Word for word, return every record.

START Data for review

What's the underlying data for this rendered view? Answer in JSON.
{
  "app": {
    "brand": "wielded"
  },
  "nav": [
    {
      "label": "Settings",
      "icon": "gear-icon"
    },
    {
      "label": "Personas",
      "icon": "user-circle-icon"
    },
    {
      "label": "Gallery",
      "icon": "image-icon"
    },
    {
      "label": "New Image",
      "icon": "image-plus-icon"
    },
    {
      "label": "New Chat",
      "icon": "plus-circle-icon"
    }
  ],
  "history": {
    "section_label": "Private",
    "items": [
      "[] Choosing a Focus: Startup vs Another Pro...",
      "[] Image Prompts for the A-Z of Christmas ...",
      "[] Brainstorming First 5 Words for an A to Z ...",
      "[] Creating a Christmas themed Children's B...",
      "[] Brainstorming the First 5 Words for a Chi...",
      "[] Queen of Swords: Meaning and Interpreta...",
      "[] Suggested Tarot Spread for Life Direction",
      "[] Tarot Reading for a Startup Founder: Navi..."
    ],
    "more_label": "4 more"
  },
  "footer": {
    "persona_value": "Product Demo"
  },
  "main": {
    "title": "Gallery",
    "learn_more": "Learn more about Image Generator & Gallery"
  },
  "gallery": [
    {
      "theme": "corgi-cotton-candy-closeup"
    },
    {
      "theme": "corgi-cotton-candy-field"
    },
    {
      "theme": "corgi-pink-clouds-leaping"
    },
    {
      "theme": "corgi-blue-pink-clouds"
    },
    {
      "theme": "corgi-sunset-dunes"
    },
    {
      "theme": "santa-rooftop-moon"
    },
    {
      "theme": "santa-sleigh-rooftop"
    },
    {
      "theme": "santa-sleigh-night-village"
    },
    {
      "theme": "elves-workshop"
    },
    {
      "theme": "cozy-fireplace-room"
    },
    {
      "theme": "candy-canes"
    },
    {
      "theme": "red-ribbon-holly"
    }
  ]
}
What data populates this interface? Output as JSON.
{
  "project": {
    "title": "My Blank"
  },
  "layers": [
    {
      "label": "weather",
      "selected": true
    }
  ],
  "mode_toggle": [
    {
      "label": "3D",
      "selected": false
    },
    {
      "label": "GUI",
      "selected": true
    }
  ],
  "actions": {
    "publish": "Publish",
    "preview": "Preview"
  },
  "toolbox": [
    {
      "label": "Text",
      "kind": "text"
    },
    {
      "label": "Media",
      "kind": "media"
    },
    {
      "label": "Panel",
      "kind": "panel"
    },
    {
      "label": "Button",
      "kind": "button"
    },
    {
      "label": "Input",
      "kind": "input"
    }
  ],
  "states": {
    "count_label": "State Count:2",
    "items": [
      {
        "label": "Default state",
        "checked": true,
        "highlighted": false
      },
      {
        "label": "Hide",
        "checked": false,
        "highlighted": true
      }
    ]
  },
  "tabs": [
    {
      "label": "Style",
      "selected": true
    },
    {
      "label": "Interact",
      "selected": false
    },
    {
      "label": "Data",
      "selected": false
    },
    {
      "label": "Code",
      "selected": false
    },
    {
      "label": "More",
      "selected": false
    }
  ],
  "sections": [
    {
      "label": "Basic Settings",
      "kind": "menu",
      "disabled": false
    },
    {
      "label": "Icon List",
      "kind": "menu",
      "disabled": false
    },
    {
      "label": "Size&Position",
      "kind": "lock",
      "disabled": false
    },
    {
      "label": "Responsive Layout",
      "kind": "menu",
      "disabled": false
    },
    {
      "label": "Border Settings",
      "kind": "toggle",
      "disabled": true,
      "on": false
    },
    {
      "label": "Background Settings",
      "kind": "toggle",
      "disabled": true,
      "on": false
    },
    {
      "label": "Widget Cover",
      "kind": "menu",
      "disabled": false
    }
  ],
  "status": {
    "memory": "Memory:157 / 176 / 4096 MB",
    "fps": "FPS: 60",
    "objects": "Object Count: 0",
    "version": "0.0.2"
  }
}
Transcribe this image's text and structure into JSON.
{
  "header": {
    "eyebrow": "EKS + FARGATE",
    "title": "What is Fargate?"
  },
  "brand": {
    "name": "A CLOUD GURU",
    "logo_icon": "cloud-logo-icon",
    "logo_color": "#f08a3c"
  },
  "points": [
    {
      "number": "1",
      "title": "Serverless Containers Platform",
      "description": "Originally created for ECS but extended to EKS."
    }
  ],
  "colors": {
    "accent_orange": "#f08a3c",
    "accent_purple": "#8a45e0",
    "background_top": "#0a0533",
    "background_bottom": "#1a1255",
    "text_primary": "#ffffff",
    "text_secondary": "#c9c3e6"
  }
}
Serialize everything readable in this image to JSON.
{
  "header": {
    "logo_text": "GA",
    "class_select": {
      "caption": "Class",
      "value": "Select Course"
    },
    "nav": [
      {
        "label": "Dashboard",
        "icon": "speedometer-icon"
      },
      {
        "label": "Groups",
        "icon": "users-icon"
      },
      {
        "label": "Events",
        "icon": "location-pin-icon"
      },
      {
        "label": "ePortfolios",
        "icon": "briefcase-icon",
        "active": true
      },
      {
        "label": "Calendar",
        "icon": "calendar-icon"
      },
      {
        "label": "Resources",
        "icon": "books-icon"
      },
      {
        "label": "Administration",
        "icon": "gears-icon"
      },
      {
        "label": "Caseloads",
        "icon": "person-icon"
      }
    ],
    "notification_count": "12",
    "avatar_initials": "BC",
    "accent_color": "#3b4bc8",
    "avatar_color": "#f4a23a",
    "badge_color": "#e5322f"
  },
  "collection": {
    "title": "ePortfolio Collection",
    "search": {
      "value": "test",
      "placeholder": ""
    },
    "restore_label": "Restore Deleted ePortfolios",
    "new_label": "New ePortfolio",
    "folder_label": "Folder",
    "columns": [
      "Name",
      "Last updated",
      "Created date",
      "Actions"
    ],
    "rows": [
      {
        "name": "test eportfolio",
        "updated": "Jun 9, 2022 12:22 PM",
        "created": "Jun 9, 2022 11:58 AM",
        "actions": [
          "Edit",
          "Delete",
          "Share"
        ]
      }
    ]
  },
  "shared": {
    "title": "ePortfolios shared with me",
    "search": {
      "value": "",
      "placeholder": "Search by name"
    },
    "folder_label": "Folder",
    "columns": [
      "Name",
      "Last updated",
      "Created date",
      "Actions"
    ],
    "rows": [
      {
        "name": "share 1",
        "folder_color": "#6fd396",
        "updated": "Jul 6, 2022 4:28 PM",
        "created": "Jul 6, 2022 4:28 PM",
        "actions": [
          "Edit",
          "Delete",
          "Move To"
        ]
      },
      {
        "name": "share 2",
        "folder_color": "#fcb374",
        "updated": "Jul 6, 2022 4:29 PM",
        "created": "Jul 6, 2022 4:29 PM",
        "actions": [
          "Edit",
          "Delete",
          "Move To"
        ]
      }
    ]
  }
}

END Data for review

• [Response to this task]:
What's the underlying data for this rendered view? Answer in JSON.
{
  "app": {
    "brand": "wielded"
  },
  "nav": [
    {
      "label": "Settings",
      "icon": "gear-icon"
    },
    {
      "label": "Personas",
      "icon": "user-circle-icon"
    },
    {
      "label": "Gallery",
      "icon": "image-icon"
    },
    {
      "label": "New Image",
      "icon": "image-plus-icon"
    },
    {
      "label": "New Chat",
      "icon": "plus-circle-icon"
    }
  ],
  "history": {
    "section_label": "Private",
    "items": [
      "[] Choosing a Focus: Startup vs Another Pro...",
      "[] Image Prompts for the A-Z of Christmas ...",
      "[] Brainstorming First 5 Words for an A to Z ...",
      "[] Creating a Christmas themed Children's B...",
      "[] Brainstorming the First 5 Words for a Chi...",
      "[] Queen of Swords: Meaning and Interpreta...",
      "[] Suggested Tarot Spread for Life Direction",
      "[] Tarot Reading for a Startup Founder: Navi..."
    ],
    "more_label": "4 more"
  },
  "footer": {
    "persona_value": "Product Demo"
  },
  "main": {
    "title": "Gallery",
    "learn_more": "Learn more about Image Generator & Gallery"
  },
  "gallery": [
    {
      "theme": "corgi-cotton-candy-closeup"
    },
    {
      "theme": "corgi-cotton-candy-field"
    },
    {
      "theme": "corgi-pink-clouds-leaping"
    },
    {
      "theme": "corgi-blue-pink-clouds"
    },
    {
      "theme": "corgi-sunset-dunes"
    },
    {
      "theme": "santa-rooftop-moon"
    },
    {
      "theme": "santa-sleigh-rooftop"
    },
    {
      "theme": "santa-sleigh-night-village"
    },
    {
      "theme": "elves-workshop"
    },
    {
      "theme": "cozy-fireplace-room"
    },
    {
      "theme": "candy-canes"
    },
    {
      "theme": "red-ribbon-holly"
    }
  ]
}
What data populates this interface? Output as JSON.
{
  "project": {
    "title": "My Blank"
  },
  "layers": [
    {
      "label": "weather",
      "selected": true
    }
  ],
  "mode_toggle": [
    {
      "label": "3D",
      "selected": false
    },
    {
      "label": "GUI",
      "selected": true
    }
  ],
  "actions": {
    "publish": "Publish",
    "preview": "Preview"
  },
  "toolbox": [
    {
      "label": "Text",
      "kind": "text"
    },
    {
      "label": "Media",
      "kind": "media"
    },
    {
      "label": "Panel",
      "kind": "panel"
    },
    {
      "label": "Button",
      "kind": "button"
    },
    {
      "label": "Input",
      "kind": "input"
    }
  ],
  "states": {
    "count_label": "State Count:2",
    "items": [
      {
        "label": "Default state",
        "checked": true,
        "highlighted": false
      },
      {
        "label": "Hide",
        "checked": false,
        "highlighted": true
      }
    ]
  },
  "tabs": [
    {
      "label": "Style",
      "selected": true
    },
    {
      "label": "Interact",
      "selected": false
    },
    {
      "label": "Data",
      "selected": false
    },
    {
      "label": "Code",
      "selected": false
    },
    {
      "label": "More",
      "selected": false
    }
  ],
  "sections": [
    {
      "label": "Basic Settings",
      "kind": "menu",
      "disabled": false
    },
    {
      "label": "Icon List",
      "kind": "menu",
      "disabled": false
    },
    {
      "label": "Size&Position",
      "kind": "lock",
      "disabled": false
    },
    {
      "label": "Responsive Layout",
      "kind": "menu",
      "disabled": false
    },
    {
      "label": "Border Settings",
      "kind": "toggle",
      "disabled": true,
      "on": false
    },
    {
      "label": "Background Settings",
      "kind": "toggle",
      "disabled": true,
      "on": false
    },
    {
      "label": "Widget Cover",
      "kind": "menu",
      "disabled": false
    }
  ],
  "status": {
    "memory": "Memory:157 / 176 / 4096 MB",
    "fps": "FPS: 60",
    "objects": "Object Count: 0",
    "version": "0.0.2"
  }
}
Transcribe this image's text and structure into JSON.
{
  "header": {
    "eyebrow": "EKS + FARGATE",
    "title": "What is Fargate?"
  },
  "brand": {
    "name": "A CLOUD GURU",
    "logo_icon": "cloud-logo-icon",
    "logo_color": "#f08a3c"
  },
  "points": [
    {
      "number": "1",
      "title": "Serverless Containers Platform",
      "description": "Originally created for ECS but extended to EKS."
    }
  ],
  "colors": {
    "accent_orange": "#f08a3c",
    "accent_purple": "#8a45e0",
    "background_top": "#0a0533",
    "background_bottom": "#1a1255",
    "text_primary": "#ffffff",
    "text_secondary": "#c9c3e6"
  }
}
Serialize everything readable in this image to JSON.
{
  "header": {
    "logo_text": "GA",
    "class_select": {
      "caption": "Class",
      "value": "Select Course"
    },
    "nav": [
      {
        "label": "Dashboard",
        "icon": "speedometer-icon"
      },
      {
        "label": "Groups",
        "icon": "users-icon"
      },
      {
        "label": "Events",
        "icon": "location-pin-icon"
      },
      {
        "label": "ePortfolios",
        "icon": "briefcase-icon",
        "active": true
      },
      {
        "label": "Calendar",
        "icon": "calendar-icon"
      },
      {
        "label": "Resources",
        "icon": "books-icon"
      },
      {
        "label": "Administration",
        "icon": "gears-icon"
      },
      {
        "label": "Caseloads",
        "icon": "person-icon"
      }
    ],
    "notification_count": "12",
    "avatar_initials": "BC",
    "accent_color": "#3b4bc8",
    "avatar_color": "#f4a23a",
    "badge_color": "#e5322f"
  },
  "collection": {
    "title": "ePortfolio Collection",
    "search": {
      "value": "test",
      "placeholder": ""
    },
    "restore_label": "Restore Deleted ePortfolios",
    "new_label": "New ePortfolio",
    "folder_label": "Folder",
    "columns": [
      "Name",
      "Last updated",
      "Created date",
      "Actions"
    ],
    "rows": [
      {
        "name": "test eportfolio",
        "updated": "Jun 9, 2022 12:22 PM",
        "created": "Jun 9, 2022 11:58 AM",
        "actions": [
          "Edit",
          "Delete",
          "Share"
        ]
      }
    ]
  },
  "shared": {
    "title": "ePortfolios shared with me",
    "search": {
      "value": "",
      "placeholder": "Search by name"
    },
    "folder_label": "Folder",
    "columns": [
      "Name",
      "Last updated",
      "Created date",
      "Actions"
    ],
    "rows": [
      {
        "name": "share 1",
        "folder_color": "#6fd396",
        "updated": "Jul 6, 2022 4:28 PM",
        "created": "Jul 6, 2022 4:28 PM",
        "actions": [
          "Edit",
          "Delete",
          "Move To"
        ]
      },
      {
        "name": "share 2",
        "folder_color": "#fcb374",
        "updated": "Jul 6, 2022 4:29 PM",
        "created": "Jul 6, 2022 4:29 PM",
        "actions": [
          "Edit",
          "Delete",
          "Move To"
        ]
      }
    ]
  }
}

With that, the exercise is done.